Report each line of the entries below that includes "Test".

• _Dataset records_
○ ○ ○ ○ ○
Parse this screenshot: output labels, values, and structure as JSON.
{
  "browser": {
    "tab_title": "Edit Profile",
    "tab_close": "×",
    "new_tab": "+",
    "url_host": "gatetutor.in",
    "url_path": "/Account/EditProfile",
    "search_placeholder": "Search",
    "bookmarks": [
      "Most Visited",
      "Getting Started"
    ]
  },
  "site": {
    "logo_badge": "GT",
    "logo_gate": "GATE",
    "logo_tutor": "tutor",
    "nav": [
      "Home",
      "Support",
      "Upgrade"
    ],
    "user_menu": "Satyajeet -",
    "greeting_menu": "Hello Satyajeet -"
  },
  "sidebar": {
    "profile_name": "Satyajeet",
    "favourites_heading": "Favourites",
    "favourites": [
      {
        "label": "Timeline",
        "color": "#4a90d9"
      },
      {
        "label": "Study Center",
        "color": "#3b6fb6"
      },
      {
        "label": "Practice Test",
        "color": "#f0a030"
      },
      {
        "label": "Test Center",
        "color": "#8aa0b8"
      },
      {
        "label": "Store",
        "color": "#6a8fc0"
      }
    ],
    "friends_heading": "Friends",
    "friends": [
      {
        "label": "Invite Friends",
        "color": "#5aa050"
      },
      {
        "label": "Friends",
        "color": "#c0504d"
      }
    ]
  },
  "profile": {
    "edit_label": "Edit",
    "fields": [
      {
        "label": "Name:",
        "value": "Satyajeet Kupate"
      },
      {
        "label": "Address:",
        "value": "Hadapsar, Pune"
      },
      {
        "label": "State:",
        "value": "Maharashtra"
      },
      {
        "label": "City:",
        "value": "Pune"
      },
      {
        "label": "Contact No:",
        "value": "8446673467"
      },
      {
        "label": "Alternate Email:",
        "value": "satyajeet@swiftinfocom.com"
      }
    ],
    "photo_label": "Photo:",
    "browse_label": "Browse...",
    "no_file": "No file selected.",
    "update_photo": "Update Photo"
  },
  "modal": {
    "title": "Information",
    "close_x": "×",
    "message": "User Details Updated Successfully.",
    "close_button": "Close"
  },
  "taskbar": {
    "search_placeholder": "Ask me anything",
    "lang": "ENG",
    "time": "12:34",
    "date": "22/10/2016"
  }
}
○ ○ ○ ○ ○
• _Exercise output_
        "label": "Practice Test",
        "label": "Test Center",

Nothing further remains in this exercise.